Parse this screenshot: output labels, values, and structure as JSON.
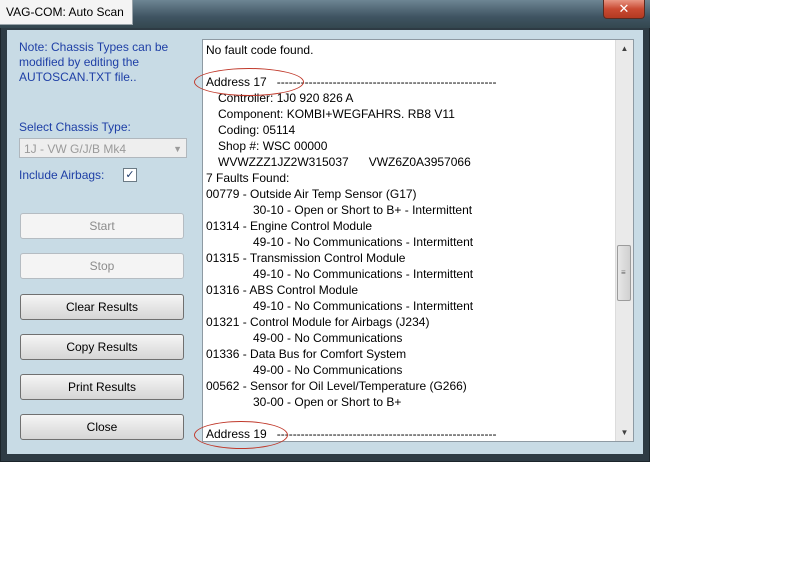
{
  "window": {
    "title": "VAG-COM: Auto Scan",
    "close_glyph": "✕"
  },
  "sidebar": {
    "note": "Note:  Chassis Types can be modified by editing the AUTOSCAN.TXT file..",
    "select_label": "Select Chassis Type:",
    "select_value": "1J - VW G/J/B Mk4",
    "include_airbags_label": "Include Airbags:",
    "include_airbags_checked": true,
    "check_glyph": "✓",
    "buttons": {
      "start": "Start",
      "stop": "Stop",
      "clear": "Clear Results",
      "copy": "Copy Results",
      "print": "Print Results",
      "close": "Close"
    }
  },
  "results": {
    "lines": [
      "No fault code found.",
      "",
      "Address 17   -------------------------------------------------------",
      "Controller: 1J0 920 826 A",
      "Component: KOMBI+WEGFAHRS. RB8 V11",
      "Coding: 05114",
      "Shop #: WSC 00000",
      "WVWZZZ1JZ2W315037      VWZ6Z0A3957066",
      "7 Faults Found:",
      "00779 - Outside Air Temp Sensor (G17)",
      "30-10 - Open or Short to B+ - Intermittent",
      "01314 - Engine Control Module",
      "49-10 - No Communications - Intermittent",
      "01315 - Transmission Control Module",
      "49-10 - No Communications - Intermittent",
      "01316 - ABS Control Module",
      "49-10 - No Communications - Intermittent",
      "01321 - Control Module for Airbags (J234)",
      "49-00 - No Communications",
      "01336 - Data Bus for Comfort System",
      "49-00 - No Communications",
      "00562 - Sensor for Oil Level/Temperature (G266)",
      "30-00 - Open or Short to B+",
      "",
      "Address 19   -------------------------------------------------------"
    ],
    "indent": [
      0,
      0,
      0,
      1,
      1,
      1,
      1,
      1,
      0,
      0,
      2,
      0,
      2,
      0,
      2,
      0,
      2,
      0,
      2,
      0,
      2,
      0,
      2,
      0,
      0
    ]
  },
  "scrollbar": {
    "up_glyph": "▲",
    "down_glyph": "▼",
    "grip_glyph": "≡"
  },
  "colors": {
    "annotation": "#c0392b",
    "label_blue": "#1e3fa6"
  }
}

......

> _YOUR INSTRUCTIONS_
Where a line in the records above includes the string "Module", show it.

> _RESPONSE_
      "01314 - Engine Control Module",
      "01315 - Transmission Control Module",
      "01316 - ABS Control Module",
      "01321 - Control Module for Airbags (J234)",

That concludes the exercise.